Jewellery Stall at Janzur Festival
Tools of the Tuareg Blacksmith
Tuareg Multi Tool
Who did really invent the Swiss knife?
Antique Tuareg lock & Key. Private collection of Temehu.com.
Dim. (12 cm x 8 cm).
The above lock is a genuine piece of Tuareg metal-work. Tuareg
women use locks to close their jewellery bags, which are rectangular,
cast iron boxes decorated with layers of silver, tin, copper, leather
and brass. The lock mechanism is hidden in the metal casing and cannot
be accessed from the top nor from any other side. Different springs
are released when the key, assrou, or tinast in other Berber languages, presses
them together. Each lock can only be opened using the specially designed
key. The key is placed in the hole near the end, then pulled towards
the other end, where the springs click open and the actual lock, with
the pin comes off. It can be closed simply by pushing it back in position.
There is no way of hacking this kind of lock and therefore is fully secure.
The design is very ancient and similar locks are found in Chinese literature.
The modern Tuareg lock.
The Tuareg Cross
Vintage (1950s) Tuareg cross-necklace. Private collection
This genuine and vintage Tuareg Cross Necklace is
made of silver Berber crosses and vintage coloured glass beads. The Crosses
are normally worn on their own and rarely found in a necklace like this
one, except in some modern variants. The symbolism of the cross is almost
identical to the Assrou n Swoul (described above) and carries the same
geometrical elements. The back of the crosses are normally engraved with
Tuareg tifinagh (script), representing the name of the owner,
to afford protection to the wearer. They are often made of silver, which
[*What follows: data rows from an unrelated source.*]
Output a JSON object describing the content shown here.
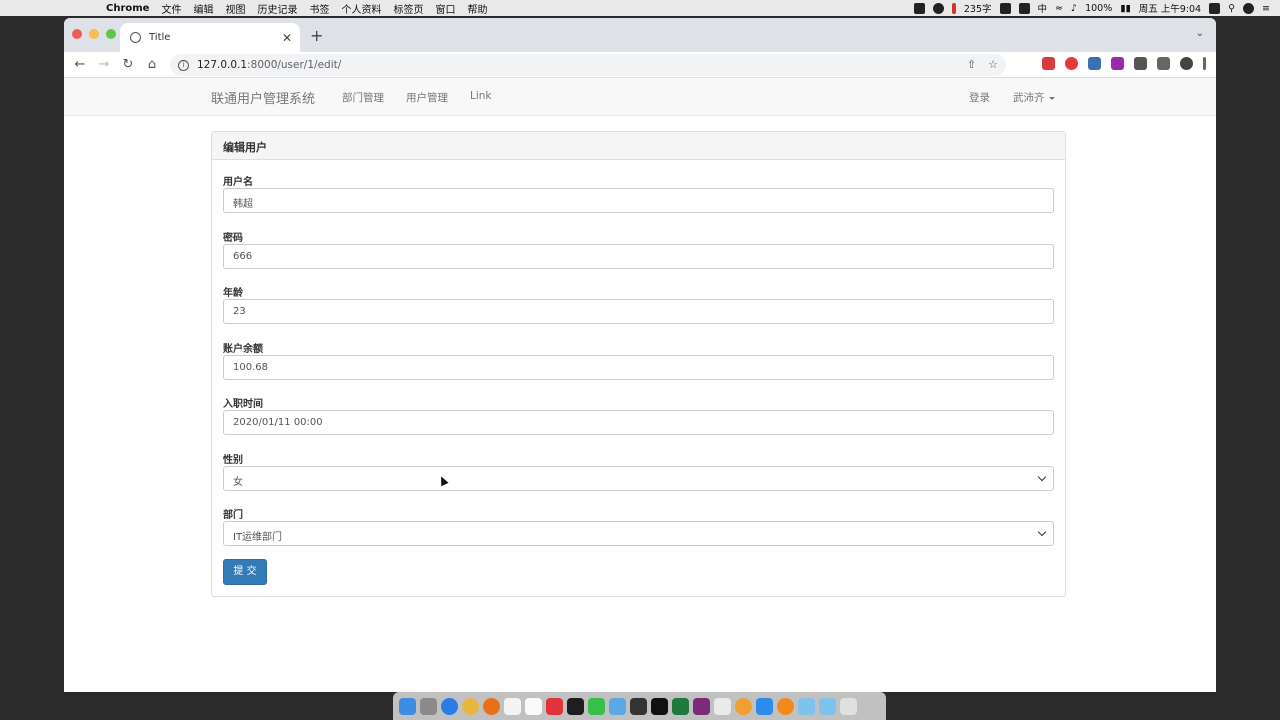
{
  "menubar": {
    "app": "Chrome",
    "items": [
      "文件",
      "编辑",
      "视图",
      "历史记录",
      "书签",
      "个人资料",
      "标签页",
      "窗口",
      "帮助"
    ],
    "status_words": "235字",
    "ime": "中",
    "battery": "100%",
    "datetime": "周五 上午9:04"
  },
  "browser": {
    "tab_title": "Title",
    "url_host": "127.0.0.1",
    "url_path": ":8000/user/1/edit/"
  },
  "navbar": {
    "brand": "联通用户管理系统",
    "links": [
      "部门管理",
      "用户管理",
      "Link"
    ],
    "login": "登录",
    "user": "武沛齐"
  },
  "panel": {
    "title": "编辑用户"
  },
  "form": {
    "fields": [
      {
        "label": "用户名",
        "value": "韩超"
      },
      {
        "label": "密码",
        "value": "666"
      },
      {
        "label": "年龄",
        "value": "23"
      },
      {
        "label": "账户余额",
        "value": "100.68"
      },
      {
        "label": "入职时间",
        "value": "2020/01/11 00:00"
      },
      {
        "label": "性别",
        "value": "女"
      },
      {
        "label": "部门",
        "value": "IT运维部门"
      }
    ],
    "submit": "提 交"
  },
  "colors": {
    "primary": "#337ab7",
    "navbar_bg": "#f8f8f8"
  }
}
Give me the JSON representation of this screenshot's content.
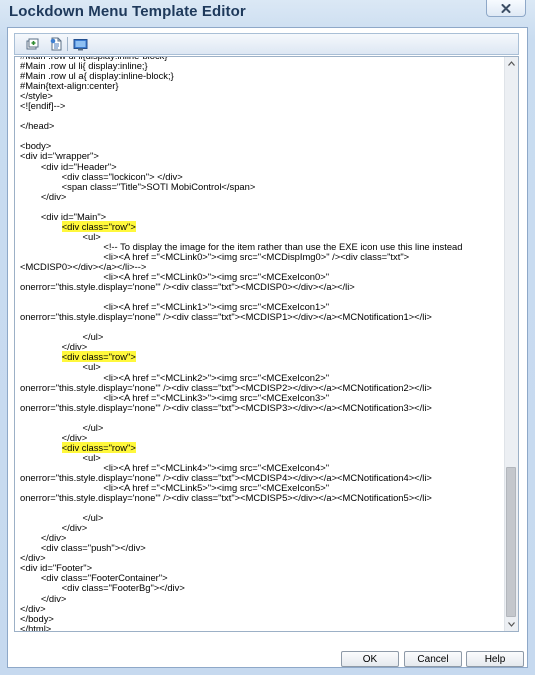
{
  "window": {
    "title": "Lockdown Menu Template Editor",
    "close_icon": "close-icon"
  },
  "toolbar": {
    "buttons": [
      {
        "name": "insert-macro",
        "icon": "insert-macro-icon"
      },
      {
        "name": "insert-item",
        "icon": "insert-item-icon"
      },
      {
        "name": "preview",
        "icon": "preview-icon"
      }
    ]
  },
  "code_lines": [
    "#Main .row ul li{display:inline-block}",
    "#Main .row ul li{ display:inline;}",
    "#Main .row ul a{ display:inline-block;}",
    "#Main{text-align:center}",
    "</style>",
    "<![endif]-->",
    "",
    "</head>",
    "",
    "<body>",
    "<div id=\"wrapper\">",
    "        <div id=\"Header\">",
    "                <div class=\"lockicon\"> </div>",
    "                <span class=\"Title\">SOTI MobiControl</span>",
    "        </div>",
    "",
    "        <div id=\"Main\">",
    "                <div class=\"row\">",
    "                        <ul>",
    "                                <!-- To display the image for the item rather than use the EXE icon use this line instead",
    "                                <li><A href =\"<MCLink0>\"><img src=\"<MCDispImg0>\" /><div class=\"txt\">",
    "<MCDISP0></div></a></li>-->",
    "                                <li><A href =\"<MCLink0>\"><img src=\"<MCExeIcon0>\"",
    "onerror=\"this.style.display='none'\" /><div class=\"txt\"><MCDISP0></div></a></li>",
    "",
    "                                <li><A href =\"<MCLink1>\"><img src=\"<MCExeIcon1>\"",
    "onerror=\"this.style.display='none'\" /><div class=\"txt\"><MCDISP1></div></a><MCNotification1></li>",
    "",
    "                        </ul>",
    "                </div>",
    "                <div class=\"row\">",
    "                        <ul>",
    "                                <li><A href =\"<MCLink2>\"><img src=\"<MCExeIcon2>\"",
    "onerror=\"this.style.display='none'\" /><div class=\"txt\"><MCDISP2></div></a><MCNotification2></li>",
    "                                <li><A href =\"<MCLink3>\"><img src=\"<MCExeIcon3>\"",
    "onerror=\"this.style.display='none'\" /><div class=\"txt\"><MCDISP3></div></a><MCNotification3></li>",
    "",
    "                        </ul>",
    "                </div>",
    "                <div class=\"row\">",
    "                        <ul>",
    "                                <li><A href =\"<MCLink4>\"><img src=\"<MCExeIcon4>\"",
    "onerror=\"this.style.display='none'\" /><div class=\"txt\"><MCDISP4></div></a><MCNotification4></li>",
    "                                <li><A href =\"<MCLink5>\"><img src=\"<MCExeIcon5>\"",
    "onerror=\"this.style.display='none'\" /><div class=\"txt\"><MCDISP5></div></a><MCNotification5></li>",
    "",
    "                        </ul>",
    "                </div>",
    "        </div>",
    "        <div class=\"push\"></div>",
    "</div>",
    "<div id=\"Footer\">",
    "        <div class=\"FooterContainer\">",
    "                <div class=\"FooterBg\"></div>",
    "        </div>",
    "</div>",
    "</body>",
    "</html>"
  ],
  "highlight_text": "<div class=\"row\">",
  "highlight_color": "#fff83c",
  "buttons": {
    "ok": "OK",
    "cancel": "Cancel",
    "help": "Help"
  }
}
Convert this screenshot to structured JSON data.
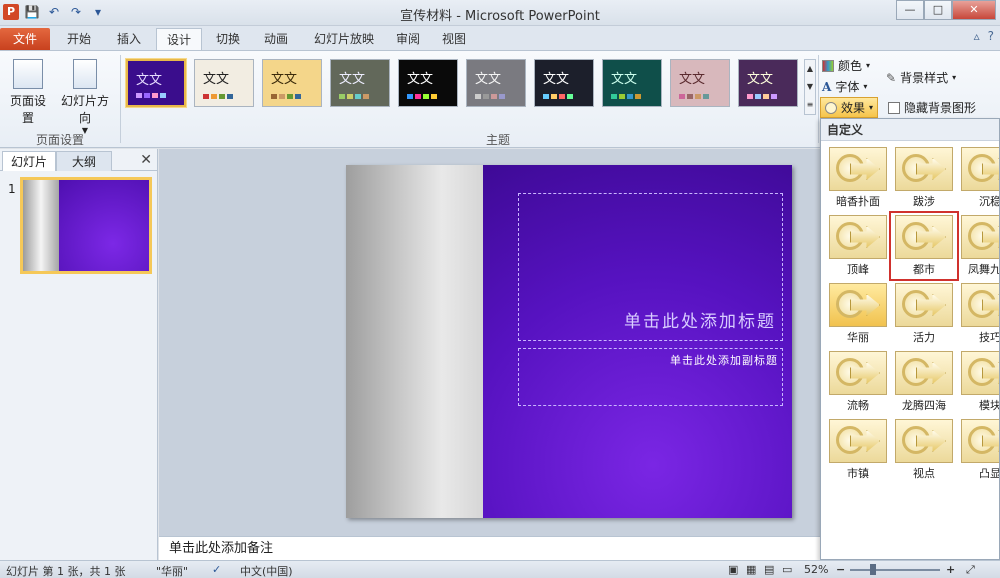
{
  "window": {
    "app_icon": "P",
    "title": "宣传材料 - Microsoft PowerPoint",
    "min": "—",
    "max": "□",
    "close": "✕"
  },
  "qat": [
    {
      "name": "save-icon",
      "glyph": "💾"
    },
    {
      "name": "undo-icon",
      "glyph": "↶"
    },
    {
      "name": "redo-icon",
      "glyph": "↷"
    },
    {
      "name": "customize-icon",
      "glyph": "▾"
    }
  ],
  "tabs": [
    {
      "label": "文件",
      "type": "file"
    },
    {
      "label": "开始"
    },
    {
      "label": "插入"
    },
    {
      "label": "设计",
      "active": true
    },
    {
      "label": "切换"
    },
    {
      "label": "动画"
    },
    {
      "label": "幻灯片放映"
    },
    {
      "label": "审阅"
    },
    {
      "label": "视图"
    }
  ],
  "ribbon": {
    "page_setup_label": "页面设置",
    "slide_orientation_label": "幻灯片方向",
    "page_setup_group": "页面设置",
    "themes_group": "主题",
    "themes": [
      {
        "text": "文文",
        "bg": "#3a0d8c",
        "fg": "#e6dcff"
      },
      {
        "text": "文文",
        "bg": "#f2ede2",
        "fg": "#222"
      },
      {
        "text": "文文",
        "bg": "#f4d68a",
        "fg": "#3a2a0a"
      },
      {
        "text": "文文",
        "bg": "#62685a",
        "fg": "#eef"
      },
      {
        "text": "文文",
        "bg": "#0a0a0a",
        "fg": "#fff"
      },
      {
        "text": "文文",
        "bg": "#7a7a80",
        "fg": "#f5f5f5"
      },
      {
        "text": "文文",
        "bg": "#1c1f2b",
        "fg": "#fff"
      },
      {
        "text": "文文",
        "bg": "#0f4f4a",
        "fg": "#cfe"
      },
      {
        "text": "文文",
        "bg": "#d8b8bc",
        "fg": "#5a2a2e"
      },
      {
        "text": "文文",
        "bg": "#4a2a5a",
        "fg": "#ffd"
      }
    ],
    "colors_label": "颜色",
    "fonts_label": "字体",
    "effects_label": "效果",
    "background_styles_label": "背景样式",
    "hide_background_label": "隐藏背景图形"
  },
  "left_pane": {
    "tab_slides": "幻灯片",
    "tab_outline": "大纲",
    "close": "✕",
    "slide_number": "1"
  },
  "slide": {
    "title_placeholder": "单击此处添加标题",
    "subtitle_placeholder": "单击此处添加副标题"
  },
  "notes_placeholder": "单击此处添加备注",
  "effects_menu": {
    "header": "自定义",
    "items": [
      "暗香扑面",
      "跋涉",
      "沉稳",
      "顶峰",
      "都市",
      "凤舞九天",
      "华丽",
      "活力",
      "技巧",
      "流畅",
      "龙腾四海",
      "模块",
      "市镇",
      "视点",
      "凸显"
    ],
    "selected": "华丽",
    "highlighted": "都市"
  },
  "statusbar": {
    "slide_info": "幻灯片 第 1 张，共 1 张",
    "theme_name": "\"华丽\"",
    "language": "中文(中国)",
    "zoom": "52%",
    "zoom_minus": "−",
    "zoom_plus": "+"
  },
  "colors": {
    "accent_orange": "#d24726",
    "slide_purple": "#5612c0",
    "highlight_red": "#d0312d"
  }
}
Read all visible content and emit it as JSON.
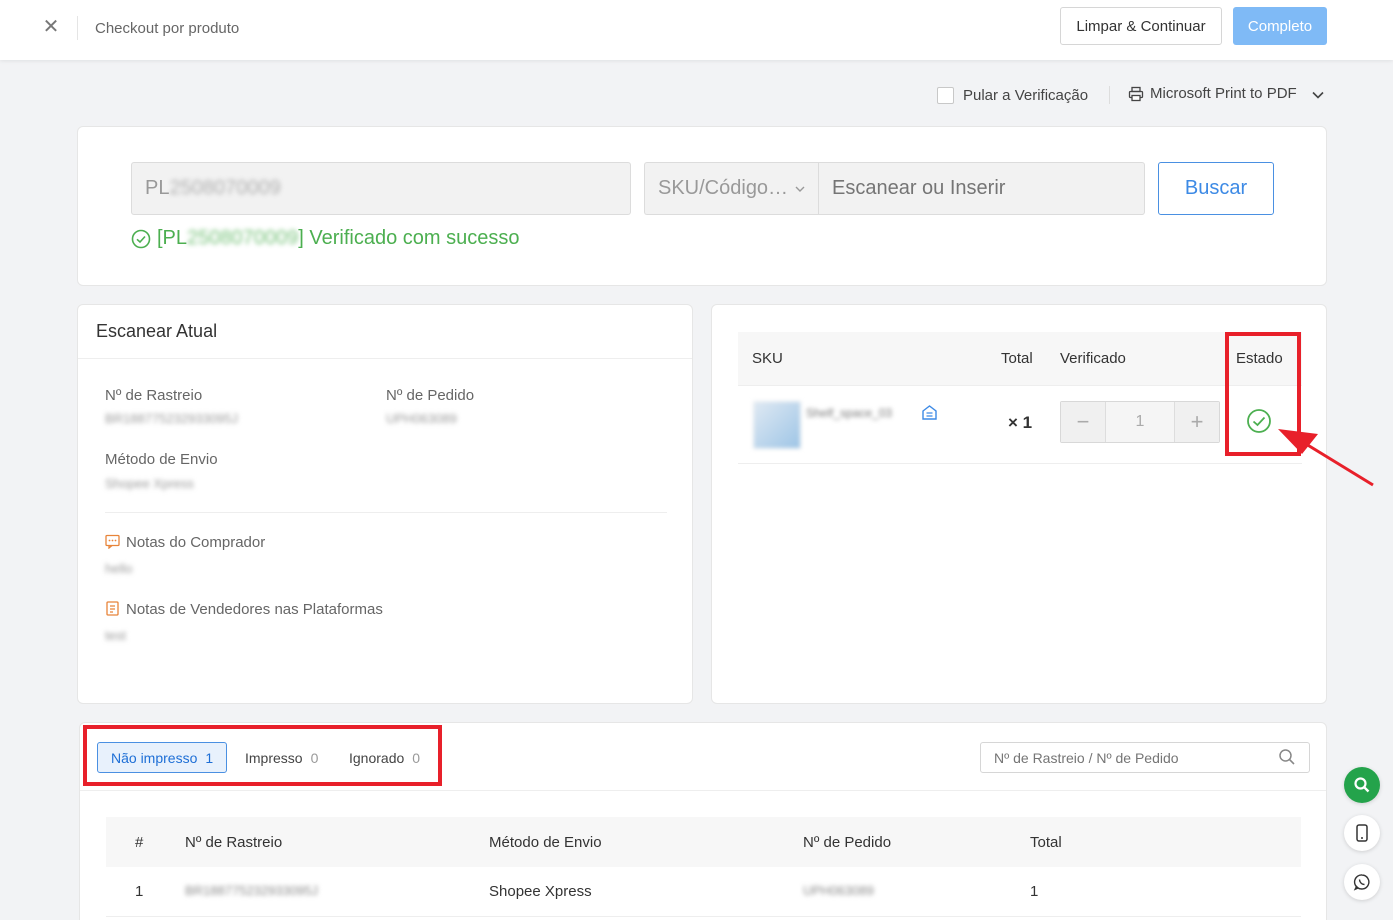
{
  "header": {
    "title": "Checkout por produto",
    "clear_button": "Limpar & Continuar",
    "complete_button": "Completo"
  },
  "options": {
    "skip_label": "Pular a Verificação",
    "printer": "Microsoft Print to PDF"
  },
  "scan": {
    "pl_prefix": "PL",
    "pl_blurred": "2508070009",
    "sku_select": "SKU/Código…",
    "scan_placeholder": "Escanear ou Inserir",
    "search_button": "Buscar",
    "success_prefix": "[PL",
    "success_blurred": "2508070009",
    "success_suffix": "] Verificado com sucesso"
  },
  "current": {
    "title": "Escanear Atual",
    "tracking_label": "Nº de Rastreio",
    "tracking_value": "BR188775232933095J",
    "order_label": "Nº de Pedido",
    "order_value": "UPH063089",
    "shipping_label": "Método de Envio",
    "shipping_value": "Shopee Xpress",
    "buyer_notes_label": "Notas do Comprador",
    "buyer_notes_value": "hello",
    "seller_notes_label": "Notas de Vendedores nas Plataformas",
    "seller_notes_value": "test"
  },
  "sku_table": {
    "headers": {
      "sku": "SKU",
      "total": "Total",
      "verified": "Verificado",
      "status": "Estado"
    },
    "row": {
      "name": "Shelf_space_03",
      "qty": "× 1",
      "verified": "1"
    }
  },
  "list": {
    "tabs": [
      {
        "label": "Não impresso",
        "count": "1"
      },
      {
        "label": "Impresso",
        "count": "0"
      },
      {
        "label": "Ignorado",
        "count": "0"
      }
    ],
    "search_placeholder": "Nº de Rastreio / Nº de Pedido",
    "headers": {
      "idx": "#",
      "tracking": "Nº de Rastreio",
      "shipping": "Método de Envio",
      "order": "Nº de Pedido",
      "total": "Total"
    },
    "rows": [
      {
        "idx": "1",
        "tracking": "BR188775232933095J",
        "shipping": "Shopee Xpress",
        "order": "UPH063089",
        "total": "1"
      }
    ]
  },
  "colors": {
    "accent": "#3d8ae5",
    "success": "#4caf50",
    "highlight": "#e8202a"
  }
}
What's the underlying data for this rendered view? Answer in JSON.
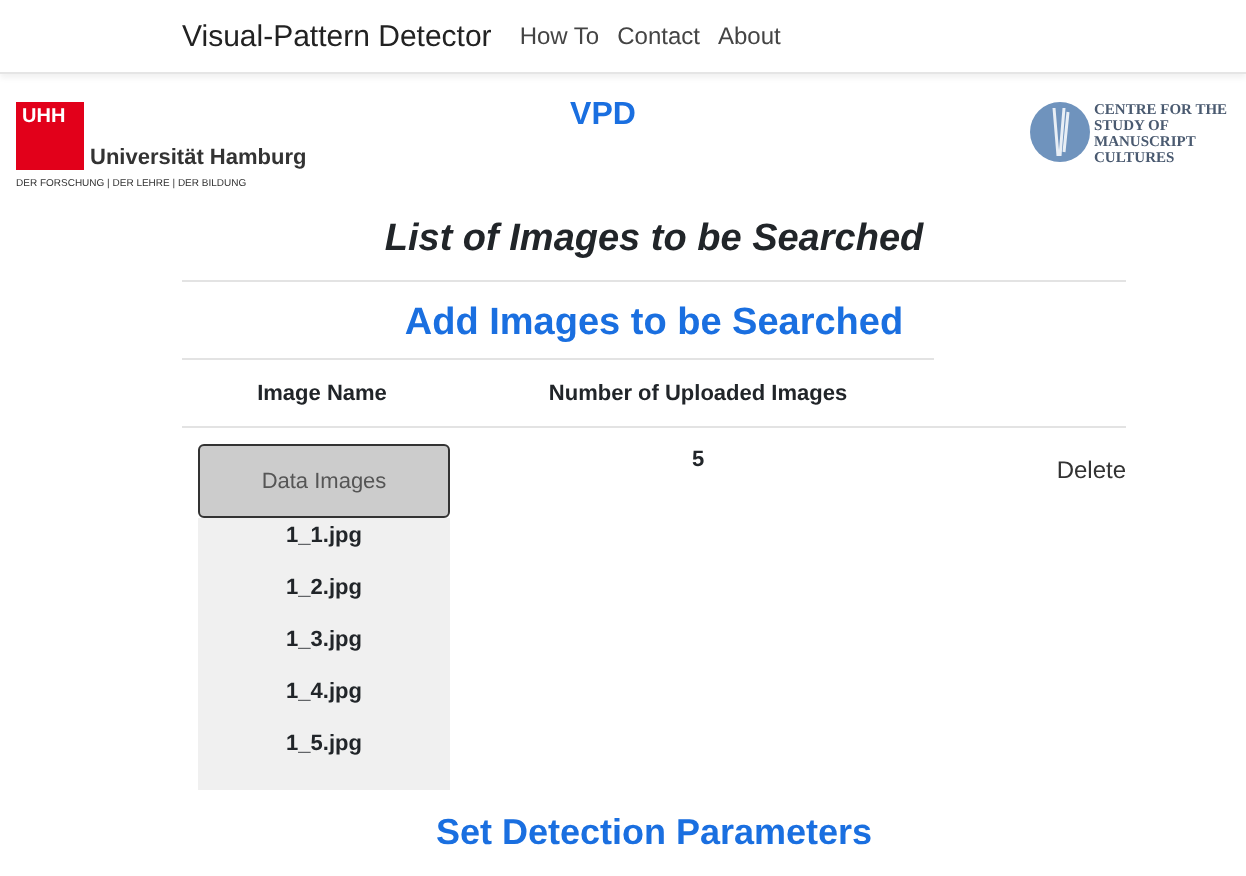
{
  "navbar": {
    "brand": "Visual-Pattern Detector",
    "links": [
      "How To",
      "Contact",
      "About"
    ]
  },
  "header": {
    "left_logo": {
      "mark": "UHH",
      "name": "Universität Hamburg",
      "tagline": "DER FORSCHUNG | DER LEHRE | DER BILDUNG"
    },
    "title": "VPD",
    "right_logo": {
      "lines": [
        "CENTRE FOR THE",
        "STUDY OF",
        "MANUSCRIPT",
        "CULTURES"
      ]
    }
  },
  "page_title": "List of Images to be Searched",
  "add_heading": "Add Images to be Searched",
  "table": {
    "columns": [
      "Image Name",
      "Number of Uploaded Images"
    ],
    "rows": [
      {
        "button": "Data Images",
        "files": [
          "1_1.jpg",
          "1_2.jpg",
          "1_3.jpg",
          "1_4.jpg",
          "1_5.jpg"
        ],
        "count": "5",
        "action": "Delete"
      }
    ]
  },
  "next_heading": "Set Detection Parameters"
}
is more valued than gold in Tuareg society, although gold commercial
variants can be found in modern shops.
The Tuareg Cross.
This Tuareg necklace
represents the "hand".